| EXERCISE DETAILS |
The answer must give back every line of the data exactly, with no pictures.

=== EXERCISE DATA ===

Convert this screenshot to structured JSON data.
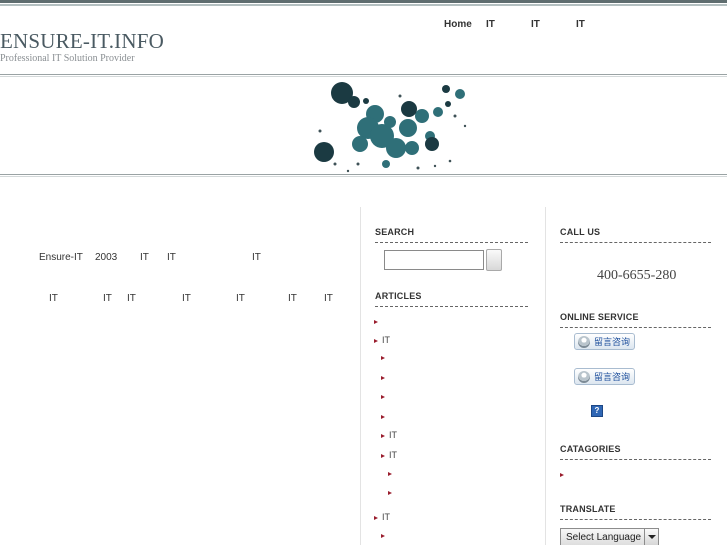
{
  "site": {
    "title": "ENSURE-IT.INFO",
    "tagline": "Professional IT Solution Provider"
  },
  "nav": {
    "items": [
      "Home",
      "IT",
      "IT",
      "IT"
    ]
  },
  "intro": {
    "line1": [
      "Ensure-IT",
      "2003",
      "IT",
      "IT",
      "IT"
    ],
    "line2": [
      "IT",
      "IT",
      "IT",
      "IT",
      "IT",
      "IT",
      "IT"
    ]
  },
  "search": {
    "heading": "SEARCH",
    "value": "",
    "button_label": ""
  },
  "articles": {
    "heading": "ARTICLES",
    "items": [
      "",
      "IT",
      "",
      "",
      "",
      "",
      "IT",
      "IT",
      "",
      "",
      "IT",
      ""
    ]
  },
  "call": {
    "heading": "CALL US",
    "phone": "400-6655-280"
  },
  "online": {
    "heading": "ONLINE SERVICE",
    "buttons": [
      "留言咨询",
      "留言咨询"
    ],
    "help_glyph": "?"
  },
  "categories": {
    "heading": "CATAGORIES",
    "items": [
      ""
    ]
  },
  "translate": {
    "heading": "TRANSLATE",
    "select_value": "Select Language"
  },
  "colors": {
    "bullet": "#9a1e2e",
    "banner_teal": "#2f6f78",
    "banner_dark": "#1b3a42",
    "brand_text": "#4a5a62"
  }
}
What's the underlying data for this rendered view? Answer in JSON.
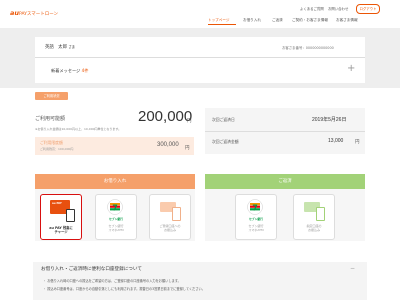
{
  "header": {
    "logo_brand": "au",
    "logo_text": "PAYスマートローン",
    "top_links": [
      "よくあるご質問",
      "お問い合わせ"
    ],
    "logout_label": "ログアウト",
    "nav": [
      "トップページ",
      "お借り入れ",
      "ご返済",
      "ご契約・お客さま情報",
      "お客さま情報"
    ]
  },
  "user": {
    "name": "英語　太郎",
    "honorific": "さま",
    "member_no": "お客さま番号：0000000000000"
  },
  "message": {
    "label": "新着メッセージ",
    "count": "4件"
  },
  "status_tag": "ご利用状況",
  "usage": {
    "label": "ご利用可能額",
    "amount": "200,000",
    "yen": "円",
    "note": "※お借り入れ金額は10,000円以上、10,000円単位となります。",
    "limit_label": "ご利用限度額",
    "limit_sub": "ご利用残高：100,000円",
    "limit_value": "300,000",
    "limit_yen": "円"
  },
  "repayment": {
    "date_label": "次回ご返済日",
    "date_value": "2019年5月26日",
    "amount_label": "次回ご返済金額",
    "amount_value": "13,000",
    "amount_yen": "円"
  },
  "borrow": {
    "title": "お借り入れ",
    "tiles": [
      {
        "line1": "au PAY 残高に",
        "line2": "チャージ"
      },
      {
        "line1": "セブン銀行",
        "line2": "スマホATM"
      },
      {
        "line1": "ご登録口座への",
        "line2": "お振込み"
      }
    ],
    "logo_text": "au PAY",
    "seven_text": "セブン銀行"
  },
  "repay_section": {
    "title": "ご返済",
    "tiles": [
      {
        "line1": "セブン銀行",
        "line2": "スマホATM"
      },
      {
        "line1": "指定口座の",
        "line2": "お振込み"
      }
    ],
    "seven_text": "セブン銀行"
  },
  "info": {
    "title": "お借り入れ・ご返済時に便利な口座登録について",
    "items": [
      "・ お借り入れ時の口座への振込をご希望の方は、ご登録口座の口座番号の入力をお願いします。",
      "・ 振込み口座番号は、口座からの自動引落としにも利用されます。振替日の3営業日前までに登録してください。"
    ]
  }
}
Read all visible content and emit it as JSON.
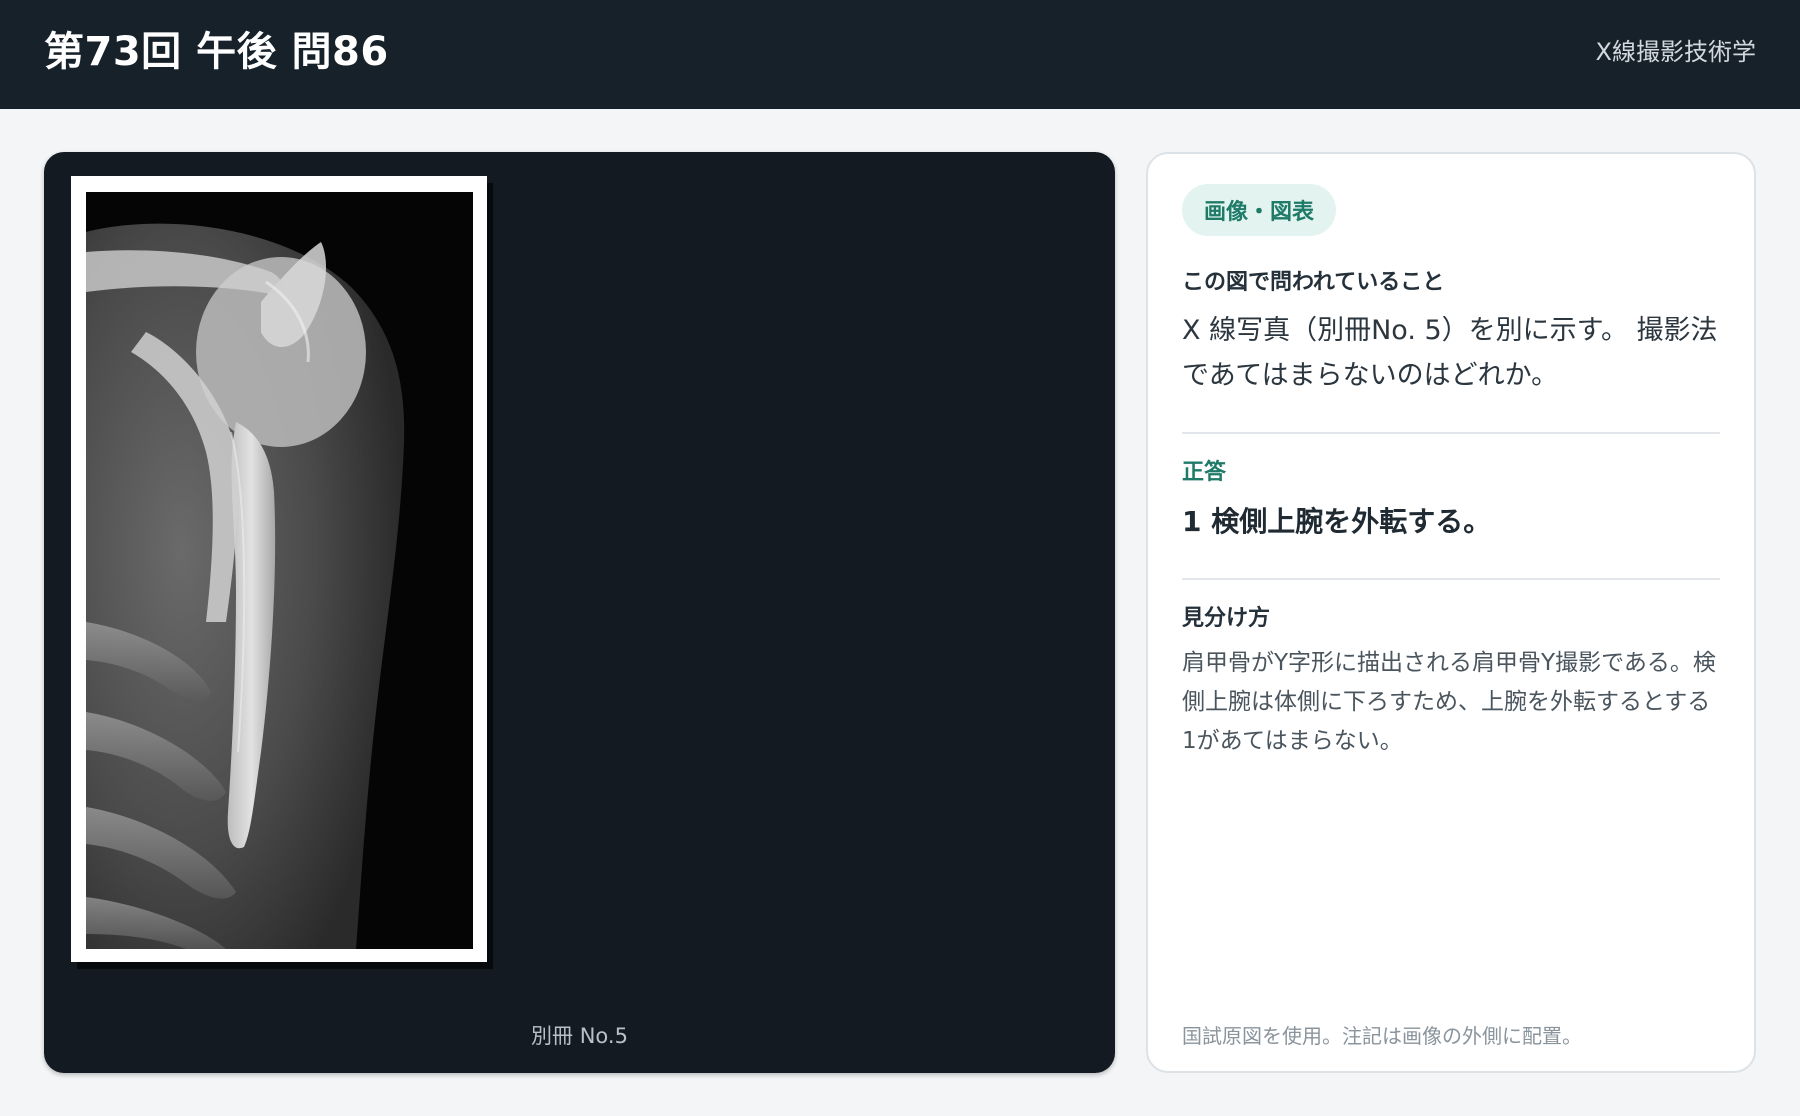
{
  "header": {
    "title": "第73回 午後 問86",
    "subject": "X線撮影技術学"
  },
  "figure": {
    "caption": "別冊 No.5"
  },
  "card": {
    "tag": "画像・図表",
    "question_label": "この図で問われていること",
    "question_text": "X 線写真（別冊No. 5）を別に示す。 撮影法であてはまらないのはどれか。",
    "answer_label": "正答",
    "answer_text": "1 検側上腕を外転する。",
    "explain_label": "見分け方",
    "explain_text": "肩甲骨がY字形に描出される肩甲骨Y撮影である。検側上腕は体側に下ろすため、上腕を外転するとする1があてはまらない。",
    "footnote": "国試原図を使用。注記は画像の外側に配置。"
  },
  "colors": {
    "header_bg": "#17212a",
    "panel_bg": "#131a21",
    "accent": "#1f7a68",
    "tag_bg": "#e3f4f0"
  }
}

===

| YOUR RESPONSE |
Convert this screenshot to structured JSON data.
{
  "site": {
    "title": "ENSURE-IT.INFO",
    "tagline": "Professional IT Solution Provider"
  },
  "nav": {
    "items": [
      "Home",
      "IT",
      "IT",
      "IT"
    ]
  },
  "intro": {
    "line1": [
      "Ensure-IT",
      "2003",
      "IT",
      "IT",
      "IT"
    ],
    "line2": [
      "IT",
      "IT",
      "IT",
      "IT",
      "IT",
      "IT",
      "IT"
    ]
  },
  "search": {
    "heading": "SEARCH",
    "value": "",
    "button_label": ""
  },
  "articles": {
    "heading": "ARTICLES",
    "items": [
      "",
      "IT",
      "",
      "",
      "",
      "",
      "IT",
      "IT",
      "",
      "",
      "IT",
      ""
    ]
  },
  "call": {
    "heading": "CALL US",
    "phone": "400-6655-280"
  },
  "online": {
    "heading": "ONLINE SERVICE",
    "buttons": [
      "留言咨询",
      "留言咨询"
    ],
    "help_glyph": "?"
  },
  "categories": {
    "heading": "CATAGORIES",
    "items": [
      ""
    ]
  },
  "translate": {
    "heading": "TRANSLATE",
    "select_value": "Select Language"
  },
  "colors": {
    "bullet": "#9a1e2e",
    "banner_teal": "#2f6f78",
    "banner_dark": "#1b3a42",
    "brand_text": "#4a5a62"
  }
}
What's the underlying data for this rendered view? Answer in JSON.
{
  "header": {
    "logo_brand": "au",
    "logo_text": "PAYスマートローン",
    "top_links": [
      "よくあるご質問",
      "お問い合わせ"
    ],
    "logout_label": "ログアウト",
    "nav": [
      "トップページ",
      "お借り入れ",
      "ご返済",
      "ご契約・お客さま情報",
      "お客さま情報"
    ]
  },
  "user": {
    "name": "英語　太郎",
    "honorific": "さま",
    "member_no": "お客さま番号：0000000000000"
  },
  "message": {
    "label": "新着メッセージ",
    "count": "4件"
  },
  "status_tag": "ご利用状況",
  "usage": {
    "label": "ご利用可能額",
    "amount": "200,000",
    "yen": "円",
    "note": "※お借り入れ金額は10,000円以上、10,000円単位となります。",
    "limit_label": "ご利用限度額",
    "limit_sub": "ご利用残高：100,000円",
    "limit_value": "300,000",
    "limit_yen": "円"
  },
  "repayment": {
    "date_label": "次回ご返済日",
    "date_value": "2019年5月26日",
    "amount_label": "次回ご返済金額",
    "amount_value": "13,000",
    "amount_yen": "円"
  },
  "borrow": {
    "title": "お借り入れ",
    "tiles": [
      {
        "line1": "au PAY 残高に",
        "line2": "チャージ"
      },
      {
        "line1": "セブン銀行",
        "line2": "スマホATM"
      },
      {
        "line1": "ご登録口座への",
        "line2": "お振込み"
      }
    ],
    "logo_text": "au PAY",
    "seven_text": "セブン銀行"
  },
  "repay_section": {
    "title": "ご返済",
    "tiles": [
      {
        "line1": "セブン銀行",
        "line2": "スマホATM"
      },
      {
        "line1": "指定口座の",
        "line2": "お振込み"
      }
    ],
    "seven_text": "セブン銀行"
  },
  "info": {
    "title": "お借り入れ・ご返済時に便利な口座登録について",
    "items": [
      "・ お借り入れ時の口座への振込をご希望の方は、ご登録口座の口座番号の入力をお願いします。",
      "・ 振込み口座番号は、口座からの自動引落としにも利用されます。振替日の3営業日前までに登録してください。"
    ]
  }
}
Read all visible content and emit it as JSON.
{
  "header": {
    "title": "第73回 午後 問86",
    "subject": "X線撮影技術学"
  },
  "figure": {
    "caption": "別冊 No.5"
  },
  "card": {
    "tag": "画像・図表",
    "question_label": "この図で問われていること",
    "question_text": "X 線写真（別冊No. 5）を別に示す。 撮影法であてはまらないのはどれか。",
    "answer_label": "正答",
    "answer_text": "1 検側上腕を外転する。",
    "explain_label": "見分け方",
    "explain_text": "肩甲骨がY字形に描出される肩甲骨Y撮影である。検側上腕は体側に下ろすため、上腕を外転するとする1があてはまらない。",
    "footnote": "国試原図を使用。注記は画像の外側に配置。"
  },
  "colors": {
    "header_bg": "#17212a",
    "panel_bg": "#131a21",
    "accent": "#1f7a68",
    "tag_bg": "#e3f4f0"
  }
}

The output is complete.